WORK ORDER: Using the material that follows, identify and copy each line with the string "email".

Top of RECORDS TO PROCESS

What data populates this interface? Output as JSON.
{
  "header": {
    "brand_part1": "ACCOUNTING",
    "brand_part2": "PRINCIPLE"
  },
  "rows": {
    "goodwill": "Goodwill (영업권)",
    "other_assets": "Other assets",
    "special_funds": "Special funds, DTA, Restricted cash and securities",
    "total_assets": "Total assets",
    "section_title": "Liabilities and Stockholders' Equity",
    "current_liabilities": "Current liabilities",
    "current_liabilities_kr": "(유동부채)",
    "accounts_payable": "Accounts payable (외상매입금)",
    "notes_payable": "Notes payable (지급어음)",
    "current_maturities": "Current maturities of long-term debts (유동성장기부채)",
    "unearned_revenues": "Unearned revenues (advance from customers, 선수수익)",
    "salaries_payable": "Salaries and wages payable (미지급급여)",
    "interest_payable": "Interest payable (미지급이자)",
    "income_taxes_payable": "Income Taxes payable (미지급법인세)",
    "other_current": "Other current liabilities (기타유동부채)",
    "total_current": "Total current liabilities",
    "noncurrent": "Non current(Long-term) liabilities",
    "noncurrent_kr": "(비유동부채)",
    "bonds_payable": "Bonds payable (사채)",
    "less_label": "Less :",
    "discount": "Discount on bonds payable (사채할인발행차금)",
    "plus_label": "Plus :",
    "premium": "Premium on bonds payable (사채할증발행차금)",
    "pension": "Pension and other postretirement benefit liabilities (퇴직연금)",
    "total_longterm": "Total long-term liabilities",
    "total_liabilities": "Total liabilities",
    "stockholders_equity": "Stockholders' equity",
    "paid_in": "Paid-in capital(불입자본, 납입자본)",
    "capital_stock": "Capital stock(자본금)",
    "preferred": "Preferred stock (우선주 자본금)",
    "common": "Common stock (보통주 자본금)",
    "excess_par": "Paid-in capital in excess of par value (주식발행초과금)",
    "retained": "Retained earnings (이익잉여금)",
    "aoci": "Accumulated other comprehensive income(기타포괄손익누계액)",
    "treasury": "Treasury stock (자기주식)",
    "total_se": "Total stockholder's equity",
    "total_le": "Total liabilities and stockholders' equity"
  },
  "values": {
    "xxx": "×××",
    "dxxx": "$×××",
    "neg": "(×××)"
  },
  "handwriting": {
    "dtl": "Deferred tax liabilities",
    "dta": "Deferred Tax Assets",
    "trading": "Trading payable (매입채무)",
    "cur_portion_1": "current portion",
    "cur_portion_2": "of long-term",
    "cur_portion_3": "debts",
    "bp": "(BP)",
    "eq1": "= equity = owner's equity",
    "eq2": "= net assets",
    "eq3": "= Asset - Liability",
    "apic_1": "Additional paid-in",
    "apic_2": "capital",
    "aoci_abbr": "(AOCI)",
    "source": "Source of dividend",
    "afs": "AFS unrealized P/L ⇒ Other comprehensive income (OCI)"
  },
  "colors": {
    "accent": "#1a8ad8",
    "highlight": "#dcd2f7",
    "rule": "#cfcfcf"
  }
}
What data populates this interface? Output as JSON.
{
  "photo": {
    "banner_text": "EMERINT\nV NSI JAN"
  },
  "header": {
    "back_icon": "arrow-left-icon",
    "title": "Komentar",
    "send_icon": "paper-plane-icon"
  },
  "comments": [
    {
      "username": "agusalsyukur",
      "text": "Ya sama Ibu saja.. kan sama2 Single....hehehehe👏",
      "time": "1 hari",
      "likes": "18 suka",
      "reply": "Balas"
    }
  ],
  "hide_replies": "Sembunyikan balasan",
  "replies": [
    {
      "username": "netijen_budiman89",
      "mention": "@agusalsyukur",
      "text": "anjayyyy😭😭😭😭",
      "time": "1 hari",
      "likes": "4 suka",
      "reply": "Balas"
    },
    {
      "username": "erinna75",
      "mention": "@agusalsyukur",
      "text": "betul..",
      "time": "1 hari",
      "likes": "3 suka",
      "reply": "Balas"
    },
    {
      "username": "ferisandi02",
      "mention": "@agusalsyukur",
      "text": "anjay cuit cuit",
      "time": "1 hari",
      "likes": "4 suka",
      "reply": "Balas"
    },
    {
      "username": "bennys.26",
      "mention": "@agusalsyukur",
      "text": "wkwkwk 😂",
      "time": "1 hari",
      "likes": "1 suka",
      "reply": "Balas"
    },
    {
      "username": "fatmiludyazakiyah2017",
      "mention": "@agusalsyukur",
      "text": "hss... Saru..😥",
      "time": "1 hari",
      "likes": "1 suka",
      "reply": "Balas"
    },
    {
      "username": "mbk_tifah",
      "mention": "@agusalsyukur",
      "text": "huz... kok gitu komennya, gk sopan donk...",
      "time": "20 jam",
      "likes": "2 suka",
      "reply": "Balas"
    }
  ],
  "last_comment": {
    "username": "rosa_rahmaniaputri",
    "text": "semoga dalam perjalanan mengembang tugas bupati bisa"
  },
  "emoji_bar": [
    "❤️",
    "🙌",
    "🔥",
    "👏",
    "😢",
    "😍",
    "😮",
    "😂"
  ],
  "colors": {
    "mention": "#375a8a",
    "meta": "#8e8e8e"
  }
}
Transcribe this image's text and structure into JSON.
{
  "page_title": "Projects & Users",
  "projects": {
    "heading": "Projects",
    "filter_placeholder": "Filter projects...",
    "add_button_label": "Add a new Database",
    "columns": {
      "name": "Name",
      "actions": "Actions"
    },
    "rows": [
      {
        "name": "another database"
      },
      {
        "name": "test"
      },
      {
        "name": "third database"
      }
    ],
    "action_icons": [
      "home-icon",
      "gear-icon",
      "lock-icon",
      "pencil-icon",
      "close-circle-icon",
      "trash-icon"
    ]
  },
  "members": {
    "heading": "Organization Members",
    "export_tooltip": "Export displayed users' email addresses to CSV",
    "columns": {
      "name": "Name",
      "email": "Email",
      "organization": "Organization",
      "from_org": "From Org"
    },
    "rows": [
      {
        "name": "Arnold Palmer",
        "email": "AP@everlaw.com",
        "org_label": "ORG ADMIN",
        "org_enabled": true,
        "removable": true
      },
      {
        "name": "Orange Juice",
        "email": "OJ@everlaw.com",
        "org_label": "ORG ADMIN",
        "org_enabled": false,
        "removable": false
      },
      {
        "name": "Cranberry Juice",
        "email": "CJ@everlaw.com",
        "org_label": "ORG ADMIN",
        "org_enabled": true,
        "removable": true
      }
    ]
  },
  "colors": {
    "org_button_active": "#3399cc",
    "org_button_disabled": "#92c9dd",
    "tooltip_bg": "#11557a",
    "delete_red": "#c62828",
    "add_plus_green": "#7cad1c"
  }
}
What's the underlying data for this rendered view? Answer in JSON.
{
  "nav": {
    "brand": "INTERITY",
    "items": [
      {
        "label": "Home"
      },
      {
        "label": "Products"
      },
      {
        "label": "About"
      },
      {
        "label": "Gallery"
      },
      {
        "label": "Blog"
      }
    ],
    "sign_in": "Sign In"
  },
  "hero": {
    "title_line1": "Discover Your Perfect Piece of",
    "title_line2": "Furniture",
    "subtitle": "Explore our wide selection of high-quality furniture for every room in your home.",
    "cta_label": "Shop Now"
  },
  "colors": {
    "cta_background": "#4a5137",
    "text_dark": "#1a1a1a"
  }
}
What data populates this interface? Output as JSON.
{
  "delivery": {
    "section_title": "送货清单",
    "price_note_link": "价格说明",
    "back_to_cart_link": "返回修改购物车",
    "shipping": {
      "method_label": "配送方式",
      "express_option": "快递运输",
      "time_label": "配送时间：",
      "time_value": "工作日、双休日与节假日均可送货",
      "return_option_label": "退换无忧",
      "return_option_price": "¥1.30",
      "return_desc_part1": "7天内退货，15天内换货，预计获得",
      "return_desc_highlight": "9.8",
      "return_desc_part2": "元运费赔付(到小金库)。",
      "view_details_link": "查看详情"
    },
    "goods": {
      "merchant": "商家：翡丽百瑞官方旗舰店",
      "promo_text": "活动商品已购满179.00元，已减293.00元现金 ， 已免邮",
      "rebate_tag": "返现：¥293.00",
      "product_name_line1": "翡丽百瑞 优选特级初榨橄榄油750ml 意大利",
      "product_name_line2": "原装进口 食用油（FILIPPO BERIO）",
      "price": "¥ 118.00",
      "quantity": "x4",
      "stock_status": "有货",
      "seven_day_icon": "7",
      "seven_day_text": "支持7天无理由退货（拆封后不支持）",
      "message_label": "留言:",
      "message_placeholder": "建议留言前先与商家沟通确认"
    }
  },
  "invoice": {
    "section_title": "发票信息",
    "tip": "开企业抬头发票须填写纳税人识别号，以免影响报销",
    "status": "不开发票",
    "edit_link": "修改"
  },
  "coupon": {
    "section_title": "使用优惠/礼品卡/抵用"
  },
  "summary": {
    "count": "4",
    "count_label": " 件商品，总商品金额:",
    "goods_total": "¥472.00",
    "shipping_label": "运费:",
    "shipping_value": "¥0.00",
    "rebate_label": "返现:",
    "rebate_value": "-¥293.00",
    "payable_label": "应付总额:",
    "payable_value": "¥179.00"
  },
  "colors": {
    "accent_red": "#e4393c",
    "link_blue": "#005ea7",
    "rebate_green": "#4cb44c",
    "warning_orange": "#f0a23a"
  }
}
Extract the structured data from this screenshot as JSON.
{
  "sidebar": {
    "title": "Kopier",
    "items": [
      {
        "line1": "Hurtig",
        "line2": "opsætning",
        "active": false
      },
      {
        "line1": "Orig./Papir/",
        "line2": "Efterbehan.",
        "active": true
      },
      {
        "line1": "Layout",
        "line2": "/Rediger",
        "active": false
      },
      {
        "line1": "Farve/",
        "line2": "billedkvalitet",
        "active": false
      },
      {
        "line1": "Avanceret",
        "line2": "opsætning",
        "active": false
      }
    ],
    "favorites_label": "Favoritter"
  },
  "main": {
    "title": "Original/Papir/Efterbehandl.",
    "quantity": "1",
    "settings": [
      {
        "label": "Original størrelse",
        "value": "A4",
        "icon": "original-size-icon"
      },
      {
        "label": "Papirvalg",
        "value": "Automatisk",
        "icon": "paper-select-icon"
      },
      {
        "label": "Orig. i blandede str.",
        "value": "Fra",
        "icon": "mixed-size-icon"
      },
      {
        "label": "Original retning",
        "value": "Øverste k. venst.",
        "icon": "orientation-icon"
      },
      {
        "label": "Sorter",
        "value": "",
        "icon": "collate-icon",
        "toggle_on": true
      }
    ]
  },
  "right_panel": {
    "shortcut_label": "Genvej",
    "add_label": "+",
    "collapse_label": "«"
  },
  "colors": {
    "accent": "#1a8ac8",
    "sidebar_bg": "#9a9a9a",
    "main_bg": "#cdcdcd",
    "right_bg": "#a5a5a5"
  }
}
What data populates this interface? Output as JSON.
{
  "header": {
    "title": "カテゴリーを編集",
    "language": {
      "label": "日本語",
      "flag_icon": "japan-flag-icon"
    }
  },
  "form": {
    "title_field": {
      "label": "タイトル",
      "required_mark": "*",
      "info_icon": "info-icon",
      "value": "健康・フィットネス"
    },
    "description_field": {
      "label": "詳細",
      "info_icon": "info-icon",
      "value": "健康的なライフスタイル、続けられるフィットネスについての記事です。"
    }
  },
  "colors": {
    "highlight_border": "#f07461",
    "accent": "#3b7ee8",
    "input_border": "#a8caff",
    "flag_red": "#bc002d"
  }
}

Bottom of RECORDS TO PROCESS

TASK SOLUTION:
    "export_tooltip": "Export displayed users' email addresses to CSV",
      "email": "Email",
        "email": "AP@everlaw.com",
        "email": "OJ@everlaw.com",
        "email": "CJ@everlaw.com",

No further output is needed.